EXERCISE DESCRIPTION:
Among the entries below, find the lines that hold the word "glyph" and report them.

Data records:

====

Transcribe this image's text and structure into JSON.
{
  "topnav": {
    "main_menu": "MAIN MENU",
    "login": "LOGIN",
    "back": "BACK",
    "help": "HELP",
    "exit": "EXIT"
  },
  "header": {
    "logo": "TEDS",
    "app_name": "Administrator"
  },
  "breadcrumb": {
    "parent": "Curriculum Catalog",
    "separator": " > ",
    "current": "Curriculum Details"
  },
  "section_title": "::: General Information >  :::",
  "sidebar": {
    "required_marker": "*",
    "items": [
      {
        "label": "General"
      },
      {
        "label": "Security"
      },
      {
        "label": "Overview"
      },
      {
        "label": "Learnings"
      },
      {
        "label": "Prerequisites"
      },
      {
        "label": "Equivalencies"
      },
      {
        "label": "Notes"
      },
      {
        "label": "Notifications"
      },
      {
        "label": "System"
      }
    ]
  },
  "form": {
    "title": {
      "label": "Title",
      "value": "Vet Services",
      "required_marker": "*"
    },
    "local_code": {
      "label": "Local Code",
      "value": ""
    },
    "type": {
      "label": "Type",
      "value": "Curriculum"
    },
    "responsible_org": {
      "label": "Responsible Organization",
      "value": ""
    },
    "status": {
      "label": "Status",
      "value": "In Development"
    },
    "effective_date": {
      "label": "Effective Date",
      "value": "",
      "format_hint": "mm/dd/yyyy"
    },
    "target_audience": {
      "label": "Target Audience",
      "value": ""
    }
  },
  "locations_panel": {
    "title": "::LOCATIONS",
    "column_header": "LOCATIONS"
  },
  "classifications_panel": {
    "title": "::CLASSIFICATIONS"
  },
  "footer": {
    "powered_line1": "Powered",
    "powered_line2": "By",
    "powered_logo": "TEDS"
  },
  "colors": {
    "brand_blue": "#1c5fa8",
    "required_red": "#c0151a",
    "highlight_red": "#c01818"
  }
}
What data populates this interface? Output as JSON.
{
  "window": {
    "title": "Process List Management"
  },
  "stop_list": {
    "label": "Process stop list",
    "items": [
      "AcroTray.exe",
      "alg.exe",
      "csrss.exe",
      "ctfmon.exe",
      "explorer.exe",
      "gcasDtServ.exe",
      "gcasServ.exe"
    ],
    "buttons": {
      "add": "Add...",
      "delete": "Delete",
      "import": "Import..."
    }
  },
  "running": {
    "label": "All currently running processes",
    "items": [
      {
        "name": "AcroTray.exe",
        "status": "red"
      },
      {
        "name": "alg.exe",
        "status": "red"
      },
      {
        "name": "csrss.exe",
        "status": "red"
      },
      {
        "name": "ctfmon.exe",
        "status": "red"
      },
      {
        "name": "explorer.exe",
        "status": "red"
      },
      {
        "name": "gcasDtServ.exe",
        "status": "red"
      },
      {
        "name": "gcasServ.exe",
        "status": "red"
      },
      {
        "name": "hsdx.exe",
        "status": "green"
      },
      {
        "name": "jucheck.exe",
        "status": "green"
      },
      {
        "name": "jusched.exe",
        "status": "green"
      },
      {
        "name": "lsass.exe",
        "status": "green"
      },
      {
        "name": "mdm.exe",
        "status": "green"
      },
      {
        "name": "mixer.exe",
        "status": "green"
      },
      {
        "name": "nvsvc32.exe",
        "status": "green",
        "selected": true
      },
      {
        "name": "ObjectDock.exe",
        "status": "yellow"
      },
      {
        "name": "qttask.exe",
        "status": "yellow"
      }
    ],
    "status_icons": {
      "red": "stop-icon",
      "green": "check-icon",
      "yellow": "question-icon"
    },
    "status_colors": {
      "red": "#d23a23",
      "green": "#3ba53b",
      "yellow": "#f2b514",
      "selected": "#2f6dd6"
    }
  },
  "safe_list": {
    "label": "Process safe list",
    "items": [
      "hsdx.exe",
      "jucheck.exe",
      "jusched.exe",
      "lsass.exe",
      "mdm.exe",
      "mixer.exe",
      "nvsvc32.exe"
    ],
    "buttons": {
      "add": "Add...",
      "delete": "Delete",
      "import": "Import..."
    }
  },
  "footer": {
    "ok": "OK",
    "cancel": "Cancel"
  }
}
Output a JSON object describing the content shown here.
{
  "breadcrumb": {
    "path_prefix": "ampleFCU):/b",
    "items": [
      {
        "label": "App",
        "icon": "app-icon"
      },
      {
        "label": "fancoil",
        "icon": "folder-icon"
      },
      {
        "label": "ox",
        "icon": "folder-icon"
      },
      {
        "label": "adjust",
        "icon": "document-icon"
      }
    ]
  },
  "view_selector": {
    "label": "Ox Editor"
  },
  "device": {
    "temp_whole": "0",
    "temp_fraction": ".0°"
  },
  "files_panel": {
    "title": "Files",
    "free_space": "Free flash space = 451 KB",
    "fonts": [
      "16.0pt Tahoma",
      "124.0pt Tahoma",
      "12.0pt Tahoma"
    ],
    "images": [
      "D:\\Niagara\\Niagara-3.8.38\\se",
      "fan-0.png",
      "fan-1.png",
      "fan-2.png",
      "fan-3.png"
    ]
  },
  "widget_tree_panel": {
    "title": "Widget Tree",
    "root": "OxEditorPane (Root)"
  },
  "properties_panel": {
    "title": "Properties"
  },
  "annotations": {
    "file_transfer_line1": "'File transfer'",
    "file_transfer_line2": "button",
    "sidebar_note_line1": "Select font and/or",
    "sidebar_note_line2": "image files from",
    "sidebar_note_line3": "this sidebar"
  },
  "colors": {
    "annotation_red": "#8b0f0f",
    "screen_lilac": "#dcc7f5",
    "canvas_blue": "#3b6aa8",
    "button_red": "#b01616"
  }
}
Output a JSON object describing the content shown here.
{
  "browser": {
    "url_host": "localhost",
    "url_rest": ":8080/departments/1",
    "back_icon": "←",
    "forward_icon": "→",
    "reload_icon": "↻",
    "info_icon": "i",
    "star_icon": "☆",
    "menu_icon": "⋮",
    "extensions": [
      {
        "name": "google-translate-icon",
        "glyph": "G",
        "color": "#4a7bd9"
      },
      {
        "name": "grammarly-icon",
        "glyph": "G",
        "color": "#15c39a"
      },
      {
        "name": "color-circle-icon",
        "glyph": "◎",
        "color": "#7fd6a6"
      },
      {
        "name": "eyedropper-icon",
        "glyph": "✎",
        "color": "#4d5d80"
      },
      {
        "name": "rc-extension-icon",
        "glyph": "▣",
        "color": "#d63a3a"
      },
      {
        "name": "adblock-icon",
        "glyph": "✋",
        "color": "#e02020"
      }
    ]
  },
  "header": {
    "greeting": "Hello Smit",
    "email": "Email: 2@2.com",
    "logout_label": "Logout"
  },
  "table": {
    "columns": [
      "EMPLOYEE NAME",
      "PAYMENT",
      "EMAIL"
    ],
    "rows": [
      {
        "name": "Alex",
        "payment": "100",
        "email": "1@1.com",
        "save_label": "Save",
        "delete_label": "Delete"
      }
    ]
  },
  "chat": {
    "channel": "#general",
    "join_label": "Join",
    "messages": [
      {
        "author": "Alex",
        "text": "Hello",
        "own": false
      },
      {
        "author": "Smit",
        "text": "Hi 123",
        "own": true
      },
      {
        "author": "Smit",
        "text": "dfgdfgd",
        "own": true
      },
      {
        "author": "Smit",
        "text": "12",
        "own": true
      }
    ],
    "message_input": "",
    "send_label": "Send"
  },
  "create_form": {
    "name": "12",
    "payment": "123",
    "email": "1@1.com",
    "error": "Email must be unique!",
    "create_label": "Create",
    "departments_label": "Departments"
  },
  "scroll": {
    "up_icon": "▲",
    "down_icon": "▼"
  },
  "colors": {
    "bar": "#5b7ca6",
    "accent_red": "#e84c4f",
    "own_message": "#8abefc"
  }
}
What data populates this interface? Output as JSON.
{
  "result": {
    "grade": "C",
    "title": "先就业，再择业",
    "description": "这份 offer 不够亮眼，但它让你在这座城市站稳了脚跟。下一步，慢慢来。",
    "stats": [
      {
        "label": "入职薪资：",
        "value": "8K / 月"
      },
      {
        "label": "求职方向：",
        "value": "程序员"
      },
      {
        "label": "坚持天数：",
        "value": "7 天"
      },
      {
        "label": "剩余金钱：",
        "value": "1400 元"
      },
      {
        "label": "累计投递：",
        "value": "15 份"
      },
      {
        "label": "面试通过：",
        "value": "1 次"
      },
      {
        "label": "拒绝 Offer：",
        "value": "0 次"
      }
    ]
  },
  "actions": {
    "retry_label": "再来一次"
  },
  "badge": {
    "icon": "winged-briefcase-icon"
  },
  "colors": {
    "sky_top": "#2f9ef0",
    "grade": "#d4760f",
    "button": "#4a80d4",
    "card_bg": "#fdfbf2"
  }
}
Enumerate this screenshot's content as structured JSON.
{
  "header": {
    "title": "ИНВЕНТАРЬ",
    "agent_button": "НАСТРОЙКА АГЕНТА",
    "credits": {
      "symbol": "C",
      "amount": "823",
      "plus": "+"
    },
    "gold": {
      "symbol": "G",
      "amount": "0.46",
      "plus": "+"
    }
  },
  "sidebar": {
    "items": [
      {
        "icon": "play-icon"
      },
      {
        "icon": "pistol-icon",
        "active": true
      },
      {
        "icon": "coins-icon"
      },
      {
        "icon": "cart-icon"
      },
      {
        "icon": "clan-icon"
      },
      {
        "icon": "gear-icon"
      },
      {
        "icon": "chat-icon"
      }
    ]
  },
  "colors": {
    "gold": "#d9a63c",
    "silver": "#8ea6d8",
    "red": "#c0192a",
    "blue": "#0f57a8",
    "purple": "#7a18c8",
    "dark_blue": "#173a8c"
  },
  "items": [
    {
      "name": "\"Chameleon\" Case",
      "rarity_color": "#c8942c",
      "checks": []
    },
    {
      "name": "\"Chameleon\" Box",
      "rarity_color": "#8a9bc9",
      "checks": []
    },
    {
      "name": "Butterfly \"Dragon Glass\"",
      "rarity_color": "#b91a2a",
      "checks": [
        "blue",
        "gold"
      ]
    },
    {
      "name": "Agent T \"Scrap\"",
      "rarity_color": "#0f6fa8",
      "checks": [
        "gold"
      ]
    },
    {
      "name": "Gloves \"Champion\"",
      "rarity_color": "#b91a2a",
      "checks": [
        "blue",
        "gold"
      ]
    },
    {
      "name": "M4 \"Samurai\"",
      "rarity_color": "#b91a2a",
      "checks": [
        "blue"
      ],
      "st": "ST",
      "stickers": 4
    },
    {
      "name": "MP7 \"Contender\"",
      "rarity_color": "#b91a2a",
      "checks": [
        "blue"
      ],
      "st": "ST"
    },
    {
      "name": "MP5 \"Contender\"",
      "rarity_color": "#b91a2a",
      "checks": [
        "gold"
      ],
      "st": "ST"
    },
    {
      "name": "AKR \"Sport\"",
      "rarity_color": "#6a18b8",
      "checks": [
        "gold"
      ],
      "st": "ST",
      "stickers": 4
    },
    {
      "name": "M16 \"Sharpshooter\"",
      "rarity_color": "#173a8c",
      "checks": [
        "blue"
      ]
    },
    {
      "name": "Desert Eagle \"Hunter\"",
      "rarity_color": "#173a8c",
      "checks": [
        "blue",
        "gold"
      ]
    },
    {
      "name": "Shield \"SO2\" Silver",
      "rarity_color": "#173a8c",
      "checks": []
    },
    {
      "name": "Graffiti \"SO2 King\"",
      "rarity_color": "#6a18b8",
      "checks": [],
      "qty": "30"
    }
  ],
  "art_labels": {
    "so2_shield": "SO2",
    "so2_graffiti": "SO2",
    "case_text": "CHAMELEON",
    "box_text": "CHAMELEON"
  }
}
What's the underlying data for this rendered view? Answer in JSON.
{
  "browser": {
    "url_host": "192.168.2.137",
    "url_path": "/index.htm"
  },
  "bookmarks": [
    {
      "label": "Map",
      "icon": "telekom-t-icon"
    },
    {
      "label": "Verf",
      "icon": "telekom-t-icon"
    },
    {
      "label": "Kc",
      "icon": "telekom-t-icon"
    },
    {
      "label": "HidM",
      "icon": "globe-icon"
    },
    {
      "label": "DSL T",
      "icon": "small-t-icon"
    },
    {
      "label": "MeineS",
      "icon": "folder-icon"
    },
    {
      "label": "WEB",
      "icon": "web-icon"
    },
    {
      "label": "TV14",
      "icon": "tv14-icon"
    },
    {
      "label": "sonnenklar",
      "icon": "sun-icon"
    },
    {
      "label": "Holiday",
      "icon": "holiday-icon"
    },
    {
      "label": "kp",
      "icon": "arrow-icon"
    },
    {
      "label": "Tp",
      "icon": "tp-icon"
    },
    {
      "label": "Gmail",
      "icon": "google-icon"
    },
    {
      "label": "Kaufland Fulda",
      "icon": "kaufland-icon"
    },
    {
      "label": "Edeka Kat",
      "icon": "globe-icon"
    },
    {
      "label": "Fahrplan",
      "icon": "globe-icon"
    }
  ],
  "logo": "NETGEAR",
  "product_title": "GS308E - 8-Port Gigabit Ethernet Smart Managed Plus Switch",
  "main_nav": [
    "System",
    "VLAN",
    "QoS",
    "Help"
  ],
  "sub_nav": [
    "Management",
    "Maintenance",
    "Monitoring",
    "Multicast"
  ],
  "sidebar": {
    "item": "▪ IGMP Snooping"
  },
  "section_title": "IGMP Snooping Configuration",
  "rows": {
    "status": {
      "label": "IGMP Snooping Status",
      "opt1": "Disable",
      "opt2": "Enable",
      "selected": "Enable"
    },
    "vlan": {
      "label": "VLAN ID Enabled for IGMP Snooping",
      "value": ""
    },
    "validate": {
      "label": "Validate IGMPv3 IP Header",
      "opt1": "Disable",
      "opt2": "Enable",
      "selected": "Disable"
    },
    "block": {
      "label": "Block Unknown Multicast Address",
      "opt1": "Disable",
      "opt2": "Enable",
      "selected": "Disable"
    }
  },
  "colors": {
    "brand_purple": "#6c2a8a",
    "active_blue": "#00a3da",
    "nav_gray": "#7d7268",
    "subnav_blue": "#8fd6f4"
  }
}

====

ANSWER:
        "glyph": "G",
        "glyph": "G",
        "glyph": "◎",
        "glyph": "✎",
        "glyph": "▣",
        "glyph": "✋",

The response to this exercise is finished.